___ Available data ___

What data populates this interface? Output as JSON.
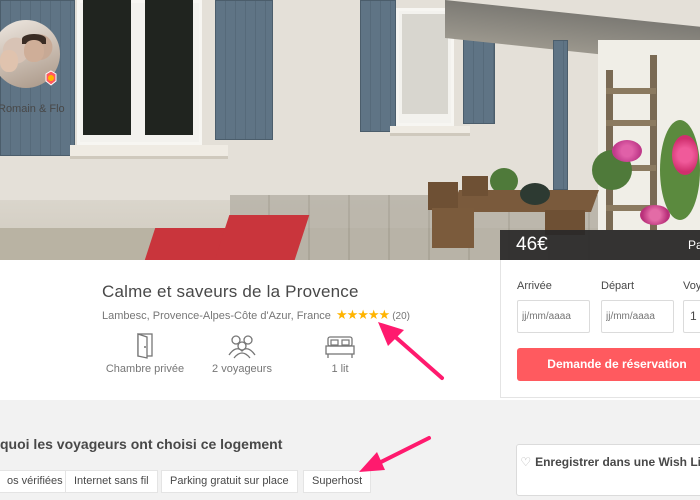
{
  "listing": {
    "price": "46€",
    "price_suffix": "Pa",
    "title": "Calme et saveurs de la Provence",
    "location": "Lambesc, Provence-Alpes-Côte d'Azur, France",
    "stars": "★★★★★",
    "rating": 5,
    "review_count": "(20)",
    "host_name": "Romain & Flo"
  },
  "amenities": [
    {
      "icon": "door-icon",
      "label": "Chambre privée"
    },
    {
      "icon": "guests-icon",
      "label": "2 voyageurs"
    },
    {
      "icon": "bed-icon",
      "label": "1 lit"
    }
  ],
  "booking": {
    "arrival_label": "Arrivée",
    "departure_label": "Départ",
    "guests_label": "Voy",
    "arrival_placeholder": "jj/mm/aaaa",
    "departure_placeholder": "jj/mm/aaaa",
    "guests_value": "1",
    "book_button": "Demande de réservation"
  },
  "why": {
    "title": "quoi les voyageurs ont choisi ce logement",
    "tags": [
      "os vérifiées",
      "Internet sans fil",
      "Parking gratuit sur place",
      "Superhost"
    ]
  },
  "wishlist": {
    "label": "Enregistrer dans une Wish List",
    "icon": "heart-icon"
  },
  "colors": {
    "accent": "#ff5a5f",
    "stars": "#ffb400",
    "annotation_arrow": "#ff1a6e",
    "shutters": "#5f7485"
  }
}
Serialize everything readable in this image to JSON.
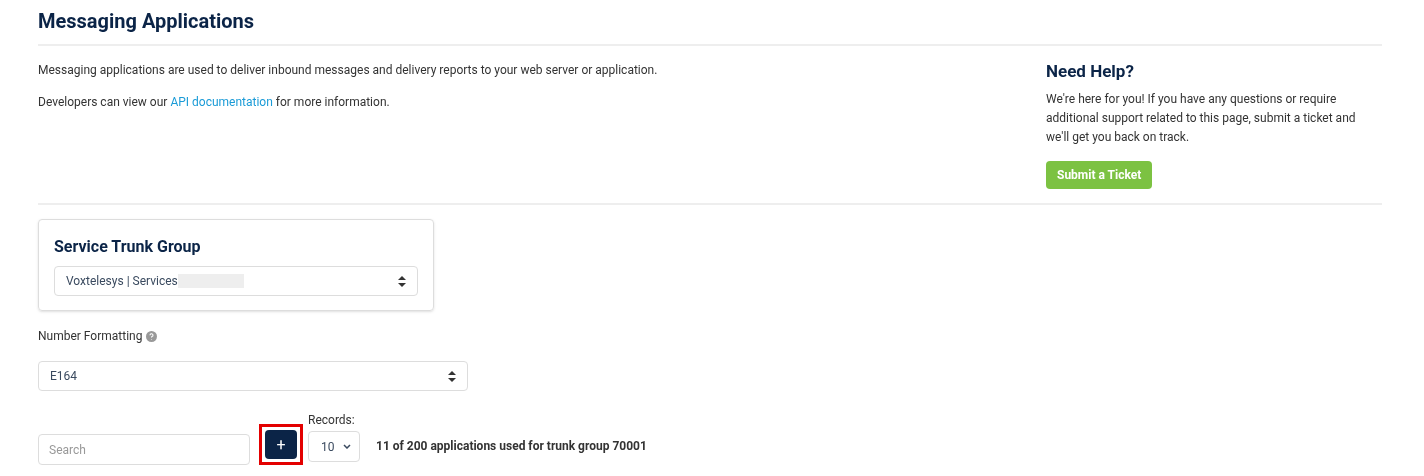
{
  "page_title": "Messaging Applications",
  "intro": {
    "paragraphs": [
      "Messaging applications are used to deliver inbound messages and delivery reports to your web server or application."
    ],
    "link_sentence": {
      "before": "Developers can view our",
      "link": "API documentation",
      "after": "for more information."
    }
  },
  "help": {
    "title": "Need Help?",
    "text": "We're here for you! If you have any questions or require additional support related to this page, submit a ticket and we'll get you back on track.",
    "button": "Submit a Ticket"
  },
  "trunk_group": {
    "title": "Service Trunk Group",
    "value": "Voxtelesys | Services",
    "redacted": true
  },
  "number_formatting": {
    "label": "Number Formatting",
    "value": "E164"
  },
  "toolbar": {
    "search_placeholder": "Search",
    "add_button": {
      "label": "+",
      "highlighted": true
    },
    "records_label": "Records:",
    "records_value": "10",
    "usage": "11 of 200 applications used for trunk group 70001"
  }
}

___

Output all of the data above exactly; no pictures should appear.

Exercise output:
What data populates this interface? Output as JSON.
{
  "listing": {
    "price": "46€",
    "price_suffix": "Pa",
    "title": "Calme et saveurs de la Provence",
    "location": "Lambesc, Provence-Alpes-Côte d'Azur, France",
    "stars": "★★★★★",
    "rating": 5,
    "review_count": "(20)",
    "host_name": "Romain & Flo"
  },
  "amenities": [
    {
      "icon": "door-icon",
      "label": "Chambre privée"
    },
    {
      "icon": "guests-icon",
      "label": "2 voyageurs"
    },
    {
      "icon": "bed-icon",
      "label": "1 lit"
    }
  ],
  "booking": {
    "arrival_label": "Arrivée",
    "departure_label": "Départ",
    "guests_label": "Voy",
    "arrival_placeholder": "jj/mm/aaaa",
    "departure_placeholder": "jj/mm/aaaa",
    "guests_value": "1",
    "book_button": "Demande de réservation"
  },
  "why": {
    "title": "quoi les voyageurs ont choisi ce logement",
    "tags": [
      "os vérifiées",
      "Internet sans fil",
      "Parking gratuit sur place",
      "Superhost"
    ]
  },
  "wishlist": {
    "label": "Enregistrer dans une Wish List",
    "icon": "heart-icon"
  },
  "colors": {
    "accent": "#ff5a5f",
    "stars": "#ffb400",
    "annotation_arrow": "#ff1a6e",
    "shutters": "#5f7485"
  }
}
Serialize everything readable in this image to JSON.
{
  "page_title": "Messaging Applications",
  "intro": {
    "paragraphs": [
      "Messaging applications are used to deliver inbound messages and delivery reports to your web server or application."
    ],
    "link_sentence": {
      "before": "Developers can view our",
      "link": "API documentation",
      "after": "for more information."
    }
  },
  "help": {
    "title": "Need Help?",
    "text": "We're here for you! If you have any questions or require additional support related to this page, submit a ticket and we'll get you back on track.",
    "button": "Submit a Ticket"
  },
  "trunk_group": {
    "title": "Service Trunk Group",
    "value": "Voxtelesys | Services",
    "redacted": true
  },
  "number_formatting": {
    "label": "Number Formatting",
    "value": "E164"
  },
  "toolbar": {
    "search_placeholder": "Search",
    "add_button": {
      "label": "+",
      "highlighted": true
    },
    "records_label": "Records:",
    "records_value": "10",
    "usage": "11 of 200 applications used for trunk group 70001"
  }
}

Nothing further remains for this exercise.